▶ Data under study:

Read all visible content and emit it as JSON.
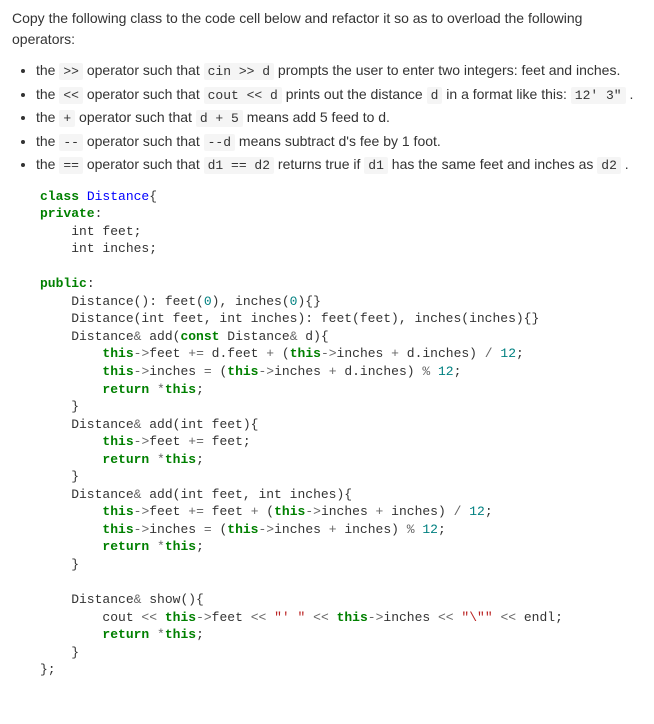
{
  "intro": "Copy the following class to the code cell below and refactor it so as to overload the following operators:",
  "bullets": [
    {
      "pre": "the ",
      "c1": ">>",
      "mid1": " operator such that ",
      "c2": "cin >> d",
      "mid2": " prompts the user to enter two integers: feet and inches.",
      "c3": "",
      "tail": ""
    },
    {
      "pre": "the ",
      "c1": "<<",
      "mid1": " operator such that ",
      "c2": "cout << d",
      "mid2": " prints out the distance ",
      "c3": "d",
      "mid3": " in a format like this: ",
      "c4": "12'  3\"",
      "tail": " ."
    },
    {
      "pre": "the ",
      "c1": "+",
      "mid1": " operator such that ",
      "c2": "d + 5",
      "mid2": " means add 5 feed to d.",
      "c3": "",
      "tail": ""
    },
    {
      "pre": "the ",
      "c1": "--",
      "mid1": " operator such that ",
      "c2": "--d",
      "mid2": " means subtract d's fee by 1 foot.",
      "c3": "",
      "tail": ""
    },
    {
      "pre": "the ",
      "c1": "==",
      "mid1": " operator such that ",
      "c2": "d1 == d2",
      "mid2": " returns true if ",
      "c3": "d1",
      "mid3": " has the same feet and inches as ",
      "c4": "d2",
      "tail": " ."
    }
  ],
  "code": {
    "l1_a": "class",
    "l1_b": " ",
    "l1_c": "Distance",
    "l1_d": "{",
    "l2_a": "private",
    "l2_b": ":",
    "l3": "    int feet;",
    "l4": "    int inches;",
    "l5": "",
    "l6_a": "public",
    "l6_b": ":",
    "l7_a": "    Distance(): feet(",
    "l7_b": "0",
    "l7_c": "), inches(",
    "l7_d": "0",
    "l7_e": "){}",
    "l8": "    Distance(int feet, int inches): feet(feet), inches(inches){}",
    "l9_a": "    Distance",
    "l9_b": "&",
    "l9_c": " add(",
    "l9_d": "const",
    "l9_e": " Distance",
    "l9_f": "&",
    "l9_g": " d){",
    "l10_a": "        ",
    "l10_b": "this",
    "l10_c": "->",
    "l10_d": "feet ",
    "l10_e": "+=",
    "l10_f": " d.feet ",
    "l10_g": "+",
    "l10_h": " (",
    "l10_i": "this",
    "l10_j": "->",
    "l10_k": "inches ",
    "l10_l": "+",
    "l10_m": " d.inches) ",
    "l10_n": "/",
    "l10_o": " ",
    "l10_p": "12",
    "l10_q": ";",
    "l11_a": "        ",
    "l11_b": "this",
    "l11_c": "->",
    "l11_d": "inches ",
    "l11_e": "=",
    "l11_f": " (",
    "l11_g": "this",
    "l11_h": "->",
    "l11_i": "inches ",
    "l11_j": "+",
    "l11_k": " d.inches) ",
    "l11_l": "%",
    "l11_m": " ",
    "l11_n": "12",
    "l11_o": ";",
    "l12_a": "        ",
    "l12_b": "return",
    "l12_c": " ",
    "l12_d": "*",
    "l12_e": "this",
    "l12_f": ";",
    "l13": "    }",
    "l14_a": "    Distance",
    "l14_b": "&",
    "l14_c": " add(int feet){",
    "l15_a": "        ",
    "l15_b": "this",
    "l15_c": "->",
    "l15_d": "feet ",
    "l15_e": "+=",
    "l15_f": " feet;",
    "l16_a": "        ",
    "l16_b": "return",
    "l16_c": " ",
    "l16_d": "*",
    "l16_e": "this",
    "l16_f": ";",
    "l17": "    }",
    "l18_a": "    Distance",
    "l18_b": "&",
    "l18_c": " add(int feet, int inches){",
    "l19_a": "        ",
    "l19_b": "this",
    "l19_c": "->",
    "l19_d": "feet ",
    "l19_e": "+=",
    "l19_f": " feet ",
    "l19_g": "+",
    "l19_h": " (",
    "l19_i": "this",
    "l19_j": "->",
    "l19_k": "inches ",
    "l19_l": "+",
    "l19_m": " inches) ",
    "l19_n": "/",
    "l19_o": " ",
    "l19_p": "12",
    "l19_q": ";",
    "l20_a": "        ",
    "l20_b": "this",
    "l20_c": "->",
    "l20_d": "inches ",
    "l20_e": "=",
    "l20_f": " (",
    "l20_g": "this",
    "l20_h": "->",
    "l20_i": "inches ",
    "l20_j": "+",
    "l20_k": " inches) ",
    "l20_l": "%",
    "l20_m": " ",
    "l20_n": "12",
    "l20_o": ";",
    "l21_a": "        ",
    "l21_b": "return",
    "l21_c": " ",
    "l21_d": "*",
    "l21_e": "this",
    "l21_f": ";",
    "l22": "    }",
    "l23": "",
    "l24_a": "    Distance",
    "l24_b": "&",
    "l24_c": " show(){",
    "l25_a": "        cout ",
    "l25_b": "<<",
    "l25_c": " ",
    "l25_d": "this",
    "l25_e": "->",
    "l25_f": "feet ",
    "l25_g": "<<",
    "l25_h": " ",
    "l25_i": "\"' \"",
    "l25_j": " ",
    "l25_k": "<<",
    "l25_l": " ",
    "l25_m": "this",
    "l25_n": "->",
    "l25_o": "inches ",
    "l25_p": "<<",
    "l25_q": " ",
    "l25_r": "\"\\\"\"",
    "l25_s": " ",
    "l25_t": "<<",
    "l25_u": " endl;",
    "l26_a": "        ",
    "l26_b": "return",
    "l26_c": " ",
    "l26_d": "*",
    "l26_e": "this",
    "l26_f": ";",
    "l27": "    }",
    "l28": "};"
  }
}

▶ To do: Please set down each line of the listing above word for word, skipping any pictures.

▶ Answer box:
Read all visible content and emit it as JSON.
{
  "intro": "Copy the following class to the code cell below and refactor it so as to overload the following operators:",
  "bullets": [
    {
      "pre": "the ",
      "c1": ">>",
      "mid1": " operator such that ",
      "c2": "cin >> d",
      "mid2": " prompts the user to enter two integers: feet and inches.",
      "c3": "",
      "tail": ""
    },
    {
      "pre": "the ",
      "c1": "<<",
      "mid1": " operator such that ",
      "c2": "cout << d",
      "mid2": " prints out the distance ",
      "c3": "d",
      "mid3": " in a format like this: ",
      "c4": "12'  3\"",
      "tail": " ."
    },
    {
      "pre": "the ",
      "c1": "+",
      "mid1": " operator such that ",
      "c2": "d + 5",
      "mid2": " means add 5 feed to d.",
      "c3": "",
      "tail": ""
    },
    {
      "pre": "the ",
      "c1": "--",
      "mid1": " operator such that ",
      "c2": "--d",
      "mid2": " means subtract d's fee by 1 foot.",
      "c3": "",
      "tail": ""
    },
    {
      "pre": "the ",
      "c1": "==",
      "mid1": " operator such that ",
      "c2": "d1 == d2",
      "mid2": " returns true if ",
      "c3": "d1",
      "mid3": " has the same feet and inches as ",
      "c4": "d2",
      "tail": " ."
    }
  ],
  "code": {
    "l1_a": "class",
    "l1_b": " ",
    "l1_c": "Distance",
    "l1_d": "{",
    "l2_a": "private",
    "l2_b": ":",
    "l3": "    int feet;",
    "l4": "    int inches;",
    "l5": "",
    "l6_a": "public",
    "l6_b": ":",
    "l7_a": "    Distance(): feet(",
    "l7_b": "0",
    "l7_c": "), inches(",
    "l7_d": "0",
    "l7_e": "){}",
    "l8": "    Distance(int feet, int inches): feet(feet), inches(inches){}",
    "l9_a": "    Distance",
    "l9_b": "&",
    "l9_c": " add(",
    "l9_d": "const",
    "l9_e": " Distance",
    "l9_f": "&",
    "l9_g": " d){",
    "l10_a": "        ",
    "l10_b": "this",
    "l10_c": "->",
    "l10_d": "feet ",
    "l10_e": "+=",
    "l10_f": " d.feet ",
    "l10_g": "+",
    "l10_h": " (",
    "l10_i": "this",
    "l10_j": "->",
    "l10_k": "inches ",
    "l10_l": "+",
    "l10_m": " d.inches) ",
    "l10_n": "/",
    "l10_o": " ",
    "l10_p": "12",
    "l10_q": ";",
    "l11_a": "        ",
    "l11_b": "this",
    "l11_c": "->",
    "l11_d": "inches ",
    "l11_e": "=",
    "l11_f": " (",
    "l11_g": "this",
    "l11_h": "->",
    "l11_i": "inches ",
    "l11_j": "+",
    "l11_k": " d.inches) ",
    "l11_l": "%",
    "l11_m": " ",
    "l11_n": "12",
    "l11_o": ";",
    "l12_a": "        ",
    "l12_b": "return",
    "l12_c": " ",
    "l12_d": "*",
    "l12_e": "this",
    "l12_f": ";",
    "l13": "    }",
    "l14_a": "    Distance",
    "l14_b": "&",
    "l14_c": " add(int feet){",
    "l15_a": "        ",
    "l15_b": "this",
    "l15_c": "->",
    "l15_d": "feet ",
    "l15_e": "+=",
    "l15_f": " feet;",
    "l16_a": "        ",
    "l16_b": "return",
    "l16_c": " ",
    "l16_d": "*",
    "l16_e": "this",
    "l16_f": ";",
    "l17": "    }",
    "l18_a": "    Distance",
    "l18_b": "&",
    "l18_c": " add(int feet, int inches){",
    "l19_a": "        ",
    "l19_b": "this",
    "l19_c": "->",
    "l19_d": "feet ",
    "l19_e": "+=",
    "l19_f": " feet ",
    "l19_g": "+",
    "l19_h": " (",
    "l19_i": "this",
    "l19_j": "->",
    "l19_k": "inches ",
    "l19_l": "+",
    "l19_m": " inches) ",
    "l19_n": "/",
    "l19_o": " ",
    "l19_p": "12",
    "l19_q": ";",
    "l20_a": "        ",
    "l20_b": "this",
    "l20_c": "->",
    "l20_d": "inches ",
    "l20_e": "=",
    "l20_f": " (",
    "l20_g": "this",
    "l20_h": "->",
    "l20_i": "inches ",
    "l20_j": "+",
    "l20_k": " inches) ",
    "l20_l": "%",
    "l20_m": " ",
    "l20_n": "12",
    "l20_o": ";",
    "l21_a": "        ",
    "l21_b": "return",
    "l21_c": " ",
    "l21_d": "*",
    "l21_e": "this",
    "l21_f": ";",
    "l22": "    }",
    "l23": "",
    "l24_a": "    Distance",
    "l24_b": "&",
    "l24_c": " show(){",
    "l25_a": "        cout ",
    "l25_b": "<<",
    "l25_c": " ",
    "l25_d": "this",
    "l25_e": "->",
    "l25_f": "feet ",
    "l25_g": "<<",
    "l25_h": " ",
    "l25_i": "\"' \"",
    "l25_j": " ",
    "l25_k": "<<",
    "l25_l": " ",
    "l25_m": "this",
    "l25_n": "->",
    "l25_o": "inches ",
    "l25_p": "<<",
    "l25_q": " ",
    "l25_r": "\"\\\"\"",
    "l25_s": " ",
    "l25_t": "<<",
    "l25_u": " endl;",
    "l26_a": "        ",
    "l26_b": "return",
    "l26_c": " ",
    "l26_d": "*",
    "l26_e": "this",
    "l26_f": ";",
    "l27": "    }",
    "l28": "};"
  }
}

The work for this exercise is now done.